"What they're doing is all the groundwork that'll make sure that they can play, be super competitive and in that process help educate commercial buyers and how this really can work for them," she said.

Farley, in a conversation with Newsweek, said that the company is working to create the financing structure necessary to provide customizable real estate financing options for business owners that lack the charging infrastructure to support an EV fleet.

2022 Ford F-150 Lightning Pro
The Ford F-150 Lightning Pro is designed for an active work environment. Ford Motor Company

Regulatory changes to Ford Credit, the company's financing segment, would need to be enacted for the company to offer that service.

Farley indicated in the same conversation that the company was most likely interested in chartering Ford Credit as an industrial bank in Utah.

An industrial bank is a financial institution that can loan money but doesn't need to be owned by a financial parent company. The structure is subject to much of the same federal regulations that govern other banking setups.

Originally started around 1910 to expand credit access to industrial workers, Utah accounted for 93.5 percent of all industrial bank assets in the U.S. in 2020, according to a study from the University of Utah.

Other states that offer industrial bank charters are California, Colorado, Indiana, Hawaii, Minnesota and Nevada.

Ford Pro CEO Ted Cannis told Newsweek last week that the division's model is designed to work for commercial customers of all sizes. The flexibility of configuration that the company has with its commercial vans and trucks can be emulated by the services Ford Pro plans to offer businesses.

"We do many different body styles and many different derivatives to handle the different vocations," he said. "And because of that scale that we have, and the capability to flex that on the vehicle side, now we're doing the same thing at the services side."

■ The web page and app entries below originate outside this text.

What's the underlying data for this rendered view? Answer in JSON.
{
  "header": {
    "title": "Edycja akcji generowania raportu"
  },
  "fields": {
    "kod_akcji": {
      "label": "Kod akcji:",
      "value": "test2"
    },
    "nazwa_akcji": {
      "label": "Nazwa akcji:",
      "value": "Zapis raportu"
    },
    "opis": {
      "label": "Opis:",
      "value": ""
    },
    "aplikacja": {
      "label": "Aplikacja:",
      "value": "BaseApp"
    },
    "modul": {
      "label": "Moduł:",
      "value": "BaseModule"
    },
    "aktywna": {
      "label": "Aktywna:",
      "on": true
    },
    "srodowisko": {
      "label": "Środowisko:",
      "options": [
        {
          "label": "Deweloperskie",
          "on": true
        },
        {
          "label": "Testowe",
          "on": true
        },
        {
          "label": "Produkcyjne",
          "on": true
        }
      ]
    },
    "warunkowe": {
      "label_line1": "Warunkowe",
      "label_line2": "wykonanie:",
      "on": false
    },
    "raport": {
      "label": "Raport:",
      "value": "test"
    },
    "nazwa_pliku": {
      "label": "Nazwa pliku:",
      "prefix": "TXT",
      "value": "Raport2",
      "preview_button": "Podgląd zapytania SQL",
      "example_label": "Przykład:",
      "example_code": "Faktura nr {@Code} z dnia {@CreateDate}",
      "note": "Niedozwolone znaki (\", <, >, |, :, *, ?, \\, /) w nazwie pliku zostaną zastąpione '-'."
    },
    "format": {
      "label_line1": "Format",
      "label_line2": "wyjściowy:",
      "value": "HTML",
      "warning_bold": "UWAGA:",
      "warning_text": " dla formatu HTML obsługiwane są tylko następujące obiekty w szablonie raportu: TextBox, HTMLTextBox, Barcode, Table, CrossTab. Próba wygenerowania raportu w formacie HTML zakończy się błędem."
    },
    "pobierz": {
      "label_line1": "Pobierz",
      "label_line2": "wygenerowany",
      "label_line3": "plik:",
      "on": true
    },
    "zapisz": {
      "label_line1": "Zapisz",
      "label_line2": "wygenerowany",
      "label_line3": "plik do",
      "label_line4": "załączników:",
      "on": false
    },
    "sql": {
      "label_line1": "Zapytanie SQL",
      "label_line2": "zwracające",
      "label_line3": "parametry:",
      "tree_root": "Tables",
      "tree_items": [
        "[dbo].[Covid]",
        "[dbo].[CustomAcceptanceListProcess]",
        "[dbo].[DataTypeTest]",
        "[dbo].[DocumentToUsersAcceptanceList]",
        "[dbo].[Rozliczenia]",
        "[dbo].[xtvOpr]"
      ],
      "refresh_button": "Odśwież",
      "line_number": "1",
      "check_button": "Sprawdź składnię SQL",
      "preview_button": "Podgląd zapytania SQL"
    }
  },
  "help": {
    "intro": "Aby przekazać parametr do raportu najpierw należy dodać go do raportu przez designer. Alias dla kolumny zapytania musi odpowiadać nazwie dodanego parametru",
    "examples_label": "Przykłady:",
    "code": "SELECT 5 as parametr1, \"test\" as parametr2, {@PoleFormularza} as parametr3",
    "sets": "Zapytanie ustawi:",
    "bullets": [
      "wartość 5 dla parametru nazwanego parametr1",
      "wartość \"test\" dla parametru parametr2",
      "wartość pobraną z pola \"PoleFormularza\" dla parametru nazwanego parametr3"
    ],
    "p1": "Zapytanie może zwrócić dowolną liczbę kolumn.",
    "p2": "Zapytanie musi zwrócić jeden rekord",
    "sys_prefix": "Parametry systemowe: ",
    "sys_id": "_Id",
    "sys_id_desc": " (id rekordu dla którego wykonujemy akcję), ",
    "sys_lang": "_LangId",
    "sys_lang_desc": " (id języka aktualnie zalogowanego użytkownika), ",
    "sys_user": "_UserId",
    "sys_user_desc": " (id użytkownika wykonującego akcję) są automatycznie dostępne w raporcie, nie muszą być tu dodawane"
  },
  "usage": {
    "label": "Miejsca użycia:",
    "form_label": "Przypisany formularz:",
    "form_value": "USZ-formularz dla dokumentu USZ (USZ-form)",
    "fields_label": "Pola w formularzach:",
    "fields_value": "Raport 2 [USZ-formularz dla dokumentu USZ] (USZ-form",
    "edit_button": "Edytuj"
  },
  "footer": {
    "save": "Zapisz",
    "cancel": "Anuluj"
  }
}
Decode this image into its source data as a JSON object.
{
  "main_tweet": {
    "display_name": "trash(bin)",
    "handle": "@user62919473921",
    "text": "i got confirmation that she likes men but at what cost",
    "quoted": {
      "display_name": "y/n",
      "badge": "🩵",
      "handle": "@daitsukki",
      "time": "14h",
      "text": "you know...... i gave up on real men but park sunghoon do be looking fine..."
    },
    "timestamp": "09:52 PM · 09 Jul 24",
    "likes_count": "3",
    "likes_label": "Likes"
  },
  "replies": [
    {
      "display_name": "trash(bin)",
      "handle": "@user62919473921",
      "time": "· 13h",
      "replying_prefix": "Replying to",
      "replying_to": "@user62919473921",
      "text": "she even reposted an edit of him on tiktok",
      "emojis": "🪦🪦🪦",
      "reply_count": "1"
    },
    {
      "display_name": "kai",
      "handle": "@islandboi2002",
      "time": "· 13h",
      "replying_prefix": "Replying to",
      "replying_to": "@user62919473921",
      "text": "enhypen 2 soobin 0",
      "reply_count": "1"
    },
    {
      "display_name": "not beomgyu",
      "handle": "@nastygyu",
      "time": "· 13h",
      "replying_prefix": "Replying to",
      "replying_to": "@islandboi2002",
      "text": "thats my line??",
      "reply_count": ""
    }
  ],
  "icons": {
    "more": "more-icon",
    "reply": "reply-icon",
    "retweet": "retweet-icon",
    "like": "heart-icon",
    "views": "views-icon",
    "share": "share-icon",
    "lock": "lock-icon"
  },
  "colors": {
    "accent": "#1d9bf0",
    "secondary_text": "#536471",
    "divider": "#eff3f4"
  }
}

Cannis added that the full process of engaging with a customer, consulting on their business needs, and delivering on those services can be a months-long process.

He argued that rather than having customers deal with different bills for different things, the subscription model is the best way to wrap all of the services that a customer needs into one product that reduces complexity and solves problems faster.

"That combination of suite of service just lends itself to software as a service revenue with a subscription model," he explained. "It's very common in retail and commercial business today. They buy that service and the opportunity to link all things together with one digital interface with Ford Pro Intelligence."

Brinley agrees, saying that it makes sense with the amount of data that gets shared back and forth, but also makes it easier for all involved with future services.

"So your subscription doesn't only get you the data transfer and your ability to work with it right now, but, in theory, it should also give you improved benefits over time," she said. "So you should be able to see a benefit from continuing to pay."

The risk in all this, Brinley argues, is the rate of EV adoption. Current projections from Bloomberg NEF show that 34 percent of vehicle sales would be electric by 2030. If the real rate is slower than expected, that could hinder revenue goals that Ford has set out.

"If the adoption by consumers is slower than anticipated, then it could delay some of that revenue growth," she said. "So it might happen a little bit later than they expect and that's a risk because there's huge investment involved."

Ford, Cannis says, is uniquely positioned to lead the commercial EV transition. The company already has 45 percent of the U.S. commercial van market share.

"Nobody has the base of customers, both here in America and across the world, with our strength in commercial business," he said. "Nobody is doing the basic work of work trucks or has these kinds of long relationships to make it easier for the customer, not easier for the company."